Robert W. Bennett, Taming the Electoral College
Nicholas Stern et al, Stern Review Report
Kerry Emanuel, Divine Wind
Adam Langer, The Washington Story
Michael Scott Moore, Too Much of Nothing
Frank Schaeffer, Baby Jack
Wyn Cooper, Postcards from the Interior
Ivan Goncharov, Oblomov
Maureen Ogle, Ambitious Brew
Cass Sunstein, Infotopia
Paul W. Kahn, Out of Eden
Paul Lewis, Cracking Up
Pagan Kennedy, Confessions of a Memory Eater

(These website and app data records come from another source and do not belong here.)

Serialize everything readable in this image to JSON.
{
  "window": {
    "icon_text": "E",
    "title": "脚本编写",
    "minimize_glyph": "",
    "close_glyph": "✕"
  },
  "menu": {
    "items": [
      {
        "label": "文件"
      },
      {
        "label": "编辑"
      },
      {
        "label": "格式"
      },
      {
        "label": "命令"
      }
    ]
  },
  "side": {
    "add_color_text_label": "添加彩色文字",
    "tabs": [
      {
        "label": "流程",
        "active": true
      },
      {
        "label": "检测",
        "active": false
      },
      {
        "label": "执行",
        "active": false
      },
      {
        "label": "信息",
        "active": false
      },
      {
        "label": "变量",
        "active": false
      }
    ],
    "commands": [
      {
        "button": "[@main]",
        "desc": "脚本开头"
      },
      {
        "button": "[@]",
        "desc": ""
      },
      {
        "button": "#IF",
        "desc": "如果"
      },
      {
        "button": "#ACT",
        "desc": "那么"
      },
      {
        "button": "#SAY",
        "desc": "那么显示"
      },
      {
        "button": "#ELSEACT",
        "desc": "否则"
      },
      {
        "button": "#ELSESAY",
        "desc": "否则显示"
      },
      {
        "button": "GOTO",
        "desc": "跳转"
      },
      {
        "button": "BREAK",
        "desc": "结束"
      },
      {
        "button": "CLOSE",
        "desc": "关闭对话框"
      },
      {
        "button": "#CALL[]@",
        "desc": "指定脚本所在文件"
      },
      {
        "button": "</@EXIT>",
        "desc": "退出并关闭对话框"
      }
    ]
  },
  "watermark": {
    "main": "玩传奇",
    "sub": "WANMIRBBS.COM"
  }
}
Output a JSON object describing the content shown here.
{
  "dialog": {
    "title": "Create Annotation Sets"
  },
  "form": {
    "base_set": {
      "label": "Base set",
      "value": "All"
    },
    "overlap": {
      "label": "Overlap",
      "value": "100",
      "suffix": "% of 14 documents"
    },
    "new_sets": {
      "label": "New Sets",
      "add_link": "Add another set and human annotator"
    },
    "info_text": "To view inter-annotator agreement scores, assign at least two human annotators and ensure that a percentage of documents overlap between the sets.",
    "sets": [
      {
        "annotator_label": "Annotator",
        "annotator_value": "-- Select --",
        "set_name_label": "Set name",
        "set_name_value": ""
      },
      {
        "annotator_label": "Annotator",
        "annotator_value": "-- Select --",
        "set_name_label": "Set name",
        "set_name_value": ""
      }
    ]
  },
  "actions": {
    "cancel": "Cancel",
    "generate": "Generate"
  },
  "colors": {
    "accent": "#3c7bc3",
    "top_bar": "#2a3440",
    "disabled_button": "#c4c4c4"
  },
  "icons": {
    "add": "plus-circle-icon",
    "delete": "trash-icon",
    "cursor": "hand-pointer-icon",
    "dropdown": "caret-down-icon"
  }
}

David Greenberg, Nixon's Shadow
Duane Swierczynski, The Wheelman
George Levine, Darwin Loves You
John Barlow, Intoxicated
Alicia Steimberg, The Rainforest
Alan Wolfe, Does American Democracy Still Work?
John Dickerson, On Her Trail
Marcus Sakey, The Blade Itself
Randy Boyagoda, Governor of the Northern Province
John Gittings, The Changing Face of China
Rachel Kadish, Tolstoy Lied
Eric Rauchway, Blessed Among Nations
Tim Brookes, Guitar and other books
Ruth Padel, Tigers in Red Weather
William Haywood Henderson, Augusta Locke
Jed Horne, Breach of Faith
Robert Greer, The Fourth Perspective
David Plotz, The Genius Factory
Michael Allen Dymmoch, White Tiger
Patrick Thaddeus Jackson, Civilizing the Enemy
Tom Lutz, Doing Nothing
Libby Fischer Hellmann, A Shot To Die For
Nelson Algren, The Man With the Golden Arm
Bob Harris, Prisoner of Trebekistan
Elaine Flinn, Deadly Collection
Louise Welsh, The Bullet Trick
Gregg Hurwitz, Last Shot
Martha Powers, Death Angel
N.M. Kelby, Whale Season
Mario Acevedo, The Nymphos of Rocky Flats
Dominic Smith, The Mercury Visions of Louis Daguerre
Simon Blackburn, Lust
Linda L. Richards, Calculated Loss
Kevin Guilfoile, Cast of Shadows
Ronlyn Domingue, The Mercy of Thin Air
Shari Caudron, Who Are You People?
Marisha Pessl, Special Topics in Calamity Physics
John Sutherland, How to Read a Novel
Steven Miles, Oath Betrayed
Alan Brown, Audrey Hepburn's Neck
Richard Dawkins, The Ancestor's Tale

--Marshal Zeringue